* **Work instruction**: Among the entries below, find every line that has "true" and pull it out.
++++ Data records
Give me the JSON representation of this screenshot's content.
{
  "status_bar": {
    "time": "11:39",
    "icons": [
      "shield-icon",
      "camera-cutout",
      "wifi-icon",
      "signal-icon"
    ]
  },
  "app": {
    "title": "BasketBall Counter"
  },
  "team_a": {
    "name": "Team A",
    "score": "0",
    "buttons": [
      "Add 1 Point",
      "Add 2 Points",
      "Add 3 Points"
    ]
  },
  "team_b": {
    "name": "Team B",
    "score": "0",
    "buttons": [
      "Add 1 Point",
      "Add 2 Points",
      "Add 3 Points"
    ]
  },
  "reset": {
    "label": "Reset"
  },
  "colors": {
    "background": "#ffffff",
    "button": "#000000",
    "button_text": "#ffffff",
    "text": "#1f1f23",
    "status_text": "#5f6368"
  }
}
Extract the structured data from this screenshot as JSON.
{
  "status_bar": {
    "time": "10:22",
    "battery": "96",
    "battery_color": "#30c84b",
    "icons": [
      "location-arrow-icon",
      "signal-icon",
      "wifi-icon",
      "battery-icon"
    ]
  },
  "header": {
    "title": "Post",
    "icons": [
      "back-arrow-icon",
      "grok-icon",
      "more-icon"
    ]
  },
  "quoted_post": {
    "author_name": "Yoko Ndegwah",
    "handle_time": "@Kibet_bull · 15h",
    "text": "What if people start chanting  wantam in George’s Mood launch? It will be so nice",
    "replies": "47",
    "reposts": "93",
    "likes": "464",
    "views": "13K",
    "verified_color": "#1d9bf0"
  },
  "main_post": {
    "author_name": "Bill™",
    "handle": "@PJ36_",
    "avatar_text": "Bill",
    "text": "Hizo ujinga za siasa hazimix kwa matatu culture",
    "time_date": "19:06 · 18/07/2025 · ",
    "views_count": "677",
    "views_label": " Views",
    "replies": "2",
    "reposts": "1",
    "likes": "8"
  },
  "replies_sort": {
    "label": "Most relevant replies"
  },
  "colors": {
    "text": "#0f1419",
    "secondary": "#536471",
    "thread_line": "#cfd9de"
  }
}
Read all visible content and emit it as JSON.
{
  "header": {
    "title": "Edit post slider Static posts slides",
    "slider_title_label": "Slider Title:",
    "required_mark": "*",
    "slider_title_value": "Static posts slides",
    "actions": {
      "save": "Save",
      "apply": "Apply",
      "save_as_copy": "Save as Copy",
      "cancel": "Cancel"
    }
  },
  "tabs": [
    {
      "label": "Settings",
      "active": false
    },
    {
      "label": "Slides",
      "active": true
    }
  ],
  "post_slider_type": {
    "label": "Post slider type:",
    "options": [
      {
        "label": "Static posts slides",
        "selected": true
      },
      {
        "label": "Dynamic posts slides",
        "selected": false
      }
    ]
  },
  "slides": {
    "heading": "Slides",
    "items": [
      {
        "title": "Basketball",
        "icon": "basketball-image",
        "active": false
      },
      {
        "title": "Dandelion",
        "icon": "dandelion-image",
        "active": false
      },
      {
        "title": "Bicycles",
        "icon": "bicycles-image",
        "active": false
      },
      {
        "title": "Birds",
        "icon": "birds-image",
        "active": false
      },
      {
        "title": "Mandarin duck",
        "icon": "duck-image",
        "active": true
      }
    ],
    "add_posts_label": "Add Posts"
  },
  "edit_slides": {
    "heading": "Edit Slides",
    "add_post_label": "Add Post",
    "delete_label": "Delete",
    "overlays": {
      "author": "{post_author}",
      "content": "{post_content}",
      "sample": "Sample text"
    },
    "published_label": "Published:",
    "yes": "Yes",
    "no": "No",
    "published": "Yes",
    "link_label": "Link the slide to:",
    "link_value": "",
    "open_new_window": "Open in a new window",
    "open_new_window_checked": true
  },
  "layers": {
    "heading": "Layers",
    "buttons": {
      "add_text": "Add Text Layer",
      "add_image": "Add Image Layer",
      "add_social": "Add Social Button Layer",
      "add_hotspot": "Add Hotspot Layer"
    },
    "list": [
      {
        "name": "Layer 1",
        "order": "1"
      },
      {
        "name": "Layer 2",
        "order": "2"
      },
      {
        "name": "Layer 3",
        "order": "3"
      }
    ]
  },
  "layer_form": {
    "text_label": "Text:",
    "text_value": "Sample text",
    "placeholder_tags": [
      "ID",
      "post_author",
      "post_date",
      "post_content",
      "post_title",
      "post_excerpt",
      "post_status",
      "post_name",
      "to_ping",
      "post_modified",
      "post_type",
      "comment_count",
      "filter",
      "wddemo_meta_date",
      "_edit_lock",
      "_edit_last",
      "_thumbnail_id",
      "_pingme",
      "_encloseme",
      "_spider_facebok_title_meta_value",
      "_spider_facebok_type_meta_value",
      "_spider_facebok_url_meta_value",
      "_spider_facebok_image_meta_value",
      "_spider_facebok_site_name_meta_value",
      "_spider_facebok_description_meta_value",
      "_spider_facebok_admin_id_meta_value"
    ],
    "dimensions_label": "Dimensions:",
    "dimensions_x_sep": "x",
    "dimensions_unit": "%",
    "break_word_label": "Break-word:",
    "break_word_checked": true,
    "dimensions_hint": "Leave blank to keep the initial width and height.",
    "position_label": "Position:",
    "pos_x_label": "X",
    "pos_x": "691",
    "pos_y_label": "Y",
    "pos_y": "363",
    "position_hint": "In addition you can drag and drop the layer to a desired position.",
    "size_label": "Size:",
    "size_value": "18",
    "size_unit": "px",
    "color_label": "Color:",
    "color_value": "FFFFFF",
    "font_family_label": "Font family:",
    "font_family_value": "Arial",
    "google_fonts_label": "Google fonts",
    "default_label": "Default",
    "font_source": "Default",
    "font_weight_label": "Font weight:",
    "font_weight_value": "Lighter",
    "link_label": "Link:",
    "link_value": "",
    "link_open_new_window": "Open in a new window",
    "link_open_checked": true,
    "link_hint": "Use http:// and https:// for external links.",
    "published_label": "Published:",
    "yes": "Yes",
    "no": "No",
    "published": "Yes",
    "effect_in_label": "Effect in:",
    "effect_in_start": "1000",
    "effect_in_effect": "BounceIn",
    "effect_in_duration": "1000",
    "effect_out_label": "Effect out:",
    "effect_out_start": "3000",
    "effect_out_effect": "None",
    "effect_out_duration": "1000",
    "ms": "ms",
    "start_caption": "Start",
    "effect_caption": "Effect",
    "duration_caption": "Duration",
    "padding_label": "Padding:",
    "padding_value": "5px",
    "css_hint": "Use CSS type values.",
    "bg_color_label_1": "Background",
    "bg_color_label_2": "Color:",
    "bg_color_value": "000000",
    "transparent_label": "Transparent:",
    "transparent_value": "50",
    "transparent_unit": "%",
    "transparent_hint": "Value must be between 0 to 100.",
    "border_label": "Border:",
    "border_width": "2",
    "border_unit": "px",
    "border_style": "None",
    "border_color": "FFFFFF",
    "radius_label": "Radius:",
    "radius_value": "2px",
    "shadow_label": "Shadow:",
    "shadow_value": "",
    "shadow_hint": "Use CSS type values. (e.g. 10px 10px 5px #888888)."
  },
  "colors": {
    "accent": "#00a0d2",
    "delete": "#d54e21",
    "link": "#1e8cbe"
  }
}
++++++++
* **Exercise output**:
      "active": true
        "selected": true
        "active": true
    "open_new_window_checked": true
    "break_word_checked": true,
    "link_open_checked": true,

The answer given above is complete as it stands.